— What you are asked to do —
Should the word "value" occur in a line of the records, copy that line.

— Records provided —

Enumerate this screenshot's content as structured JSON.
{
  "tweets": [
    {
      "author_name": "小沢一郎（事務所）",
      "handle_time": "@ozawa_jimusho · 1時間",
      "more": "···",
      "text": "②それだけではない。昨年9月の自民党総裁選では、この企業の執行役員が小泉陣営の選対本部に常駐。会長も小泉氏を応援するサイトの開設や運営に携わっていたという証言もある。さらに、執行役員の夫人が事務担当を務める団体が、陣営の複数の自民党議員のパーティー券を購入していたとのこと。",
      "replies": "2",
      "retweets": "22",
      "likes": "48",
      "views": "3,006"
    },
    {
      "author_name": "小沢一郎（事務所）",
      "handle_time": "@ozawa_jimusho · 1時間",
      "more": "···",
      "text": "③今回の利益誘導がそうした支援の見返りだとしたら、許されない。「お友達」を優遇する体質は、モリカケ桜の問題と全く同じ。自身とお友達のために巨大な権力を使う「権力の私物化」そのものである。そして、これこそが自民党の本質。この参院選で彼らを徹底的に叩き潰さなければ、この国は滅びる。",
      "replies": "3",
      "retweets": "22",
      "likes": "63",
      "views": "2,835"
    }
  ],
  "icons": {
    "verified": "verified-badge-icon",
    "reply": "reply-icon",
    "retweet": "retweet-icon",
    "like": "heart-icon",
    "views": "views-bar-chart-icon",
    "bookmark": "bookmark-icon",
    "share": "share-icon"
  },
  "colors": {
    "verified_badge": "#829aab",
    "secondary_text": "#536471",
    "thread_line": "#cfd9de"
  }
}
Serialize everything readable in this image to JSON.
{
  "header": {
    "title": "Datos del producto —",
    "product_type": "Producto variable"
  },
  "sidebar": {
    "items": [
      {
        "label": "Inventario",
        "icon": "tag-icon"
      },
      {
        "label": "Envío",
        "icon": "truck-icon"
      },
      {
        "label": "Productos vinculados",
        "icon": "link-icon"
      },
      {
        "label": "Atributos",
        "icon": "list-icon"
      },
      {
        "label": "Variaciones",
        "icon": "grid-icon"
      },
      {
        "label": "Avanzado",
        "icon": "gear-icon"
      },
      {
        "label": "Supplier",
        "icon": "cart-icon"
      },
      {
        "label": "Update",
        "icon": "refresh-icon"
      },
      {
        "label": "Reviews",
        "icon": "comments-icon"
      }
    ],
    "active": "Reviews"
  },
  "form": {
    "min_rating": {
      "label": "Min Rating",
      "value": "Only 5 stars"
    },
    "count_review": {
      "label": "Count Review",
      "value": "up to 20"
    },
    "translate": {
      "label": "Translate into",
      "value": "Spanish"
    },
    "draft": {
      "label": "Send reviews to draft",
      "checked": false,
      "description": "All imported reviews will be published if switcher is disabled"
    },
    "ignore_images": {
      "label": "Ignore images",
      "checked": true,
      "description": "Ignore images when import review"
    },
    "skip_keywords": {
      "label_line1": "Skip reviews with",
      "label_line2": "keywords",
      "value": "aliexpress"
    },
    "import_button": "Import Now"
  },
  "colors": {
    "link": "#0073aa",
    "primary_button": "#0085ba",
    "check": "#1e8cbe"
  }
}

— Task solution —
      "value": "Only 5 stars"
      "value": "up to 20"
      "value": "Spanish"
      "value": "aliexpress"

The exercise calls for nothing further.